Monday, July 28, 2014

Glass Houses and Buried Museums

The Farnsworth House
A Glass House in Illinois

Completed in 1951, the Farnsworth House, near Plano, Illinois, is widely regarded as one of the major architectural achievements of the twentieth century.

Ludwig Mies van der Rohe took his belief that "less is more" almost to the limit by designing a steel-framed, glass-walled box.

The box floats above an Illinois field, supported by I-beams. This is more of an idea than a home.

Monday, July 7, 2014

A Cold Beer in Passchendaele

World War 1 erupted 100 years ago.

About 50 years ago, I decided WW1 was a travesty. I remember my father's sadness and my mother's rage when I announced my (paternal) grandfather died at Passchendaele for nothing.

Teenagers are not known for tact, and I am not proud of that outburst.

Tuesday, July 1, 2014

Ignoring Barriers

If I'm on foot or bicycle, chances are I'll go round barriers like this one.

In recent weeks, barriers across trails all over the Twin Cities have become a fact of life. Flooding and fallen trees have made walking and cycling more interesting.

That got me thinking about a hike back in April on Sado Island, in the Sea of Japan.

I wanted to walk to the top of a snow-capped mountain. Trails at higher altitudes were still impassable, so this would be a road walk.  I figured it would be a quiet road, or at least it became a quiet road after I passed a gravel quarry.

Then I came to the locked gate shown at the top of this post.

I decided not to bother using my phone's Google Translate app to figure out what the signs were trying to tell me. I probably wouldn't have done anything with the information.

I climbed round the gate and continued my trek to the top. I wondered if I would be intercepted by the authorities, adding to the drama of my walk.

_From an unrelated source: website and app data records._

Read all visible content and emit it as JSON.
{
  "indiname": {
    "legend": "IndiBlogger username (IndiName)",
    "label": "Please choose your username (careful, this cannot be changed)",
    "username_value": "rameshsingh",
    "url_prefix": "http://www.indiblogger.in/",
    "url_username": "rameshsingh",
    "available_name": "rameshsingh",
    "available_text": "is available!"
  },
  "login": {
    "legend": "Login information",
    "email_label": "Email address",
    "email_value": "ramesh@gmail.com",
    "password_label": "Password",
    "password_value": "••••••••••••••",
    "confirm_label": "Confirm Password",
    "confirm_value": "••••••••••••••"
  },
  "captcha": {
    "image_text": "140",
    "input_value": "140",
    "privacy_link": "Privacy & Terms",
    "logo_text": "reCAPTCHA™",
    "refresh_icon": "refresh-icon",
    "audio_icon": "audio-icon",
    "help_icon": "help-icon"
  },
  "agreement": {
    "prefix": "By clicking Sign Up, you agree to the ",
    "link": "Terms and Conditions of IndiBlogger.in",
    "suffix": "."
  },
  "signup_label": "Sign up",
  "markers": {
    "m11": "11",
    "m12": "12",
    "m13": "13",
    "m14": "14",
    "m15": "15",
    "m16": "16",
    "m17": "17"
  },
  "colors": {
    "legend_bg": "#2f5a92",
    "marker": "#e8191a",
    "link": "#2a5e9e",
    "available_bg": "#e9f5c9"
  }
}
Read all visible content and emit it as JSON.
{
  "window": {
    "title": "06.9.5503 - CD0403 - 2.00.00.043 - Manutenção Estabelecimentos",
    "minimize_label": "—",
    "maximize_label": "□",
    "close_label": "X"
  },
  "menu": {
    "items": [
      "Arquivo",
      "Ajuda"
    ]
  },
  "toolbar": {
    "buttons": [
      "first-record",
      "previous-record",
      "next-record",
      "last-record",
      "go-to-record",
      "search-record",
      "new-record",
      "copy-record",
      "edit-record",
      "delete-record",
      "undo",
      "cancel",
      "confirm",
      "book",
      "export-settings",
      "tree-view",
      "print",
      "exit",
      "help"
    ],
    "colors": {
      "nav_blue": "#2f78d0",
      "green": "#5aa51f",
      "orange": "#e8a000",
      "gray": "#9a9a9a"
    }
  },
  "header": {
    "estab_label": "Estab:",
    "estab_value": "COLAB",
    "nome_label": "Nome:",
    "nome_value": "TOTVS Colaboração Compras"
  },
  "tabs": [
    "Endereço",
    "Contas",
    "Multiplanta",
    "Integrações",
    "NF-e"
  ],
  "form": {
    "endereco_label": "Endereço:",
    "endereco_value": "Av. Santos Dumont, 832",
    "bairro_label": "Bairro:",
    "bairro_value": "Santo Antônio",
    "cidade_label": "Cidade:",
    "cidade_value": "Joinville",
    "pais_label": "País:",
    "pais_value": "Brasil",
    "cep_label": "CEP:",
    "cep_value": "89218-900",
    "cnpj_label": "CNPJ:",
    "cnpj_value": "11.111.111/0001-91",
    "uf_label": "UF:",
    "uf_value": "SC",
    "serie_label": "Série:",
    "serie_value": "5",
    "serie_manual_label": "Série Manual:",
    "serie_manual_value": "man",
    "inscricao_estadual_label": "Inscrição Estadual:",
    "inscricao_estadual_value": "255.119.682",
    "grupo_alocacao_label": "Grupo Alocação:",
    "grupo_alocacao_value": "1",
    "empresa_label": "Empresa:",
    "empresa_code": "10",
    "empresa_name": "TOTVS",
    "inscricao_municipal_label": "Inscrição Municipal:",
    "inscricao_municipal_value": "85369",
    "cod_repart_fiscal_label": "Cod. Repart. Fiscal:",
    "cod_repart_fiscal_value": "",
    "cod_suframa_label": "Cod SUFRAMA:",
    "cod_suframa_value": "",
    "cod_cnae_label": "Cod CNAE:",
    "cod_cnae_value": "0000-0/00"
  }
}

My senses were well-rewarded.

Note: Next day I hiked in the valley and wrote about this in Plain Views of Sado Island.